Work instruction:
Collect each line of the records containing the string "otsing".

Records for this exercise:
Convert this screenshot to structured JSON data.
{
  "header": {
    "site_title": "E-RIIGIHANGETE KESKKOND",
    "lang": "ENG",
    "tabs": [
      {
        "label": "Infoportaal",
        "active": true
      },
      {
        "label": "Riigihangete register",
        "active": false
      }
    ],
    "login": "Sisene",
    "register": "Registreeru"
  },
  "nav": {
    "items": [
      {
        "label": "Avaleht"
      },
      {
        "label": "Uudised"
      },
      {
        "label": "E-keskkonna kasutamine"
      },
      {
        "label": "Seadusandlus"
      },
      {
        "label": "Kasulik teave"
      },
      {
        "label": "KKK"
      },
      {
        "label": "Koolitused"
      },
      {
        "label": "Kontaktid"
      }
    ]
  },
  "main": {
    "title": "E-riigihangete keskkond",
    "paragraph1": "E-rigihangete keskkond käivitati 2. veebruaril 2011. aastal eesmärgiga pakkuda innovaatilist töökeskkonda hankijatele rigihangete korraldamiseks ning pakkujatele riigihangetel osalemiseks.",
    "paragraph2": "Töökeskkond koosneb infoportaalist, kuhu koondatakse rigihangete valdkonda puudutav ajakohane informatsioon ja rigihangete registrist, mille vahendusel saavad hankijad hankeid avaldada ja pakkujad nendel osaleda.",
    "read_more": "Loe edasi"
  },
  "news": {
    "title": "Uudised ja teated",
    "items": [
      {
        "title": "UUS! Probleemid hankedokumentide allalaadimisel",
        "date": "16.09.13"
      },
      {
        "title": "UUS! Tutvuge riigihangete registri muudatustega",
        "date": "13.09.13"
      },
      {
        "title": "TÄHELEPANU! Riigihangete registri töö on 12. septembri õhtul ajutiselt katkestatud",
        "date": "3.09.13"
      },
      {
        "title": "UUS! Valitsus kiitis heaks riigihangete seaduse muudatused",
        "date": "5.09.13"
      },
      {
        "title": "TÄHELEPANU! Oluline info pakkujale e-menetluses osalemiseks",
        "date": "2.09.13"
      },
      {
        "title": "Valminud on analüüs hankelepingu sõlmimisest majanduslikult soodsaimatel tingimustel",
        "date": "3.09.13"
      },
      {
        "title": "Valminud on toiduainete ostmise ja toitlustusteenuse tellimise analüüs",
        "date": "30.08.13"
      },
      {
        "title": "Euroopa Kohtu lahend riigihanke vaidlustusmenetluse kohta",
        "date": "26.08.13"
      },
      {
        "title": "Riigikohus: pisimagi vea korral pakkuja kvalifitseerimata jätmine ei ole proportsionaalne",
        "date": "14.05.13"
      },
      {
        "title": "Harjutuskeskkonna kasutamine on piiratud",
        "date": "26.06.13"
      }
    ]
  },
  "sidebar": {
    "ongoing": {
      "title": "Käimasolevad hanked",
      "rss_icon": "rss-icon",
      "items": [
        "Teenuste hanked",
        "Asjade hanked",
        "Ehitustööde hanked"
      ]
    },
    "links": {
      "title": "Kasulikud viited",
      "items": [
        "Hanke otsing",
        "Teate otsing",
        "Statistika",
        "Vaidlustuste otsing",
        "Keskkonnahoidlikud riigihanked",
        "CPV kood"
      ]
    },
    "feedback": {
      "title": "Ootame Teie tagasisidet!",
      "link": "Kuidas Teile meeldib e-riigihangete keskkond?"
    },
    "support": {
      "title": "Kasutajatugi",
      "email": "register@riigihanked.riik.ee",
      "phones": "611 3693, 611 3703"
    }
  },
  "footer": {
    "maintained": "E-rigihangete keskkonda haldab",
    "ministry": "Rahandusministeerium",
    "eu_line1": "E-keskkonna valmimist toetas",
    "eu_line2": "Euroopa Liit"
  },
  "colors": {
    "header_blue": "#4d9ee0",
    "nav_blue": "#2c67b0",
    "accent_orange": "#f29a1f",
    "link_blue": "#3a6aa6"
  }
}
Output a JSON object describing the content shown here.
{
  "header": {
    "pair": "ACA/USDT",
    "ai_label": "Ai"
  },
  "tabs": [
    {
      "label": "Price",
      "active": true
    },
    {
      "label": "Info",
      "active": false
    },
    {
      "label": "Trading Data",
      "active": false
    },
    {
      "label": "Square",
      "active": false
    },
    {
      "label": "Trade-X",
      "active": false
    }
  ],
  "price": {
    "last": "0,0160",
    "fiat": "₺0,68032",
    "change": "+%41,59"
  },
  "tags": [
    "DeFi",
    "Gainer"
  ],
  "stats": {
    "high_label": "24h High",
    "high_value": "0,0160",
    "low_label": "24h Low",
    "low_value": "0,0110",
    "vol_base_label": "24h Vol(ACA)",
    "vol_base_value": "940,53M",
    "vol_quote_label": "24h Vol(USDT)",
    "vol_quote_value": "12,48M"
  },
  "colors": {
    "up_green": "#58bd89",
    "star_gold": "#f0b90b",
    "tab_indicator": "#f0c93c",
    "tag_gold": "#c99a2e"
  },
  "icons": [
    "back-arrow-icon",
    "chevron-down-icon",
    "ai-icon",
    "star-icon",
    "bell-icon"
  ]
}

Response to the task:
        "Hanke otsing",
        "Teate otsing",
        "Vaidlustuste otsing",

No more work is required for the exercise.